However, the report found that:
- Aside from BPA, four major coating types were identified among the 192 cans tested including: acrylic resins (including almost all oleoresin, polyester resins, and polyvinyl chloride (PVC) copolymers. There were multiple formulations of these compounds found, but no way to determine the specific chemicals used or how they are produced.
- 18 percent of retailers’ private-label foods and 36 percent of national brands were lined with a PVC-based copolymer that is made from highly hazardous chemicals including vinyl chloride, a known human carcinogen. PVC is considered a regrettable substitute.
- 33 percent of retailers’ private-label foods and 51 percent of national brands were lined with acrylic based polymers.
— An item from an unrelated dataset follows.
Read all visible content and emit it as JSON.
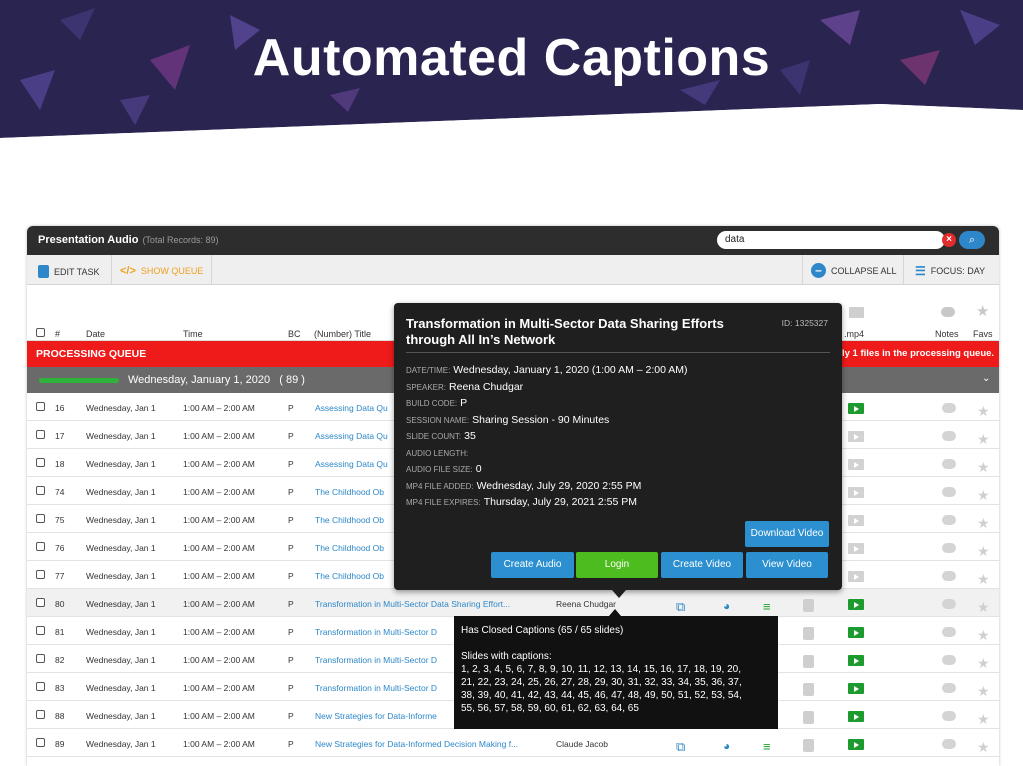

Of the cans tested, 39 percent had a polystyrene-acrylic combination, of concern because styrene is considered a possible carcinogen.
- Much more research is needed to determine the safety of these compounds, and what may be migrating from the “alternative” can linings into food.
- National brands, grocery stores, big box retailers and dollar stores should eliminate and safely substitute BPA from all food packaging and label all chemicals used in can liners. In conjunction with the report release, advocates have launched a national online campaign calling on Kroger and Campbell’s to eliminate and safely substitute BPA.
- Congress should adopt comprehensive legislation to reform the FDA’s fatally flawed system for reviewing and approving the safety of packaging material.
- Consumers should choose fresh or frozen foods or only purchase canned food from manufacturers and retailers that fully disclose the identity and safety of their can linings. Look for food packaged in other materials such as glass and Tetra Pak containers.